I just received my first rejection of the year, and I see it as a good sign.
Early in a writing career, a rejection can mean most anything from "it wasn't right for us" to "your work sucks; quit writing and get a paper route."
But later in a career, a rejection is just as likely to mean "you tried something different and it didn't quite work" or "you're submitting beyond your skill level." And both of these are things we should be doing. We should be trying new things--different genres, different POVs, etc.--and we should be submitting to publications beyond our current level of accomplishment.
If we're consistently placing work with non-paying publications, we should be submitting regularly to the penny-a-word markets. If we've broken into the penny-a-word markets, we should be submitting to the nickel-a-word markets, then the dime-a-word markets, then the half-dollar-a-word markets, then the dollar-a-word markets. We should never be complacent with our status.
Me? I'd tried both at once--a story with a type of protagonist I don't usually write about submitted to a publication that represents the top-end of its genre. And my story was rejected.

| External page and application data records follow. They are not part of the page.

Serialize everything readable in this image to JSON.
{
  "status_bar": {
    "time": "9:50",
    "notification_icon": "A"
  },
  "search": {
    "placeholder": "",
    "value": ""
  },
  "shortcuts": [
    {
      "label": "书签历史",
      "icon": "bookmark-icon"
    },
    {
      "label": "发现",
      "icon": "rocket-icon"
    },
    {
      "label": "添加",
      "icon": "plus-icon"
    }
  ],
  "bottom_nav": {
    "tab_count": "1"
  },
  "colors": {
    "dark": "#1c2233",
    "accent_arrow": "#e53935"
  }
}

In this case, the rejection is a good thing.
Even so, a sale would have been better.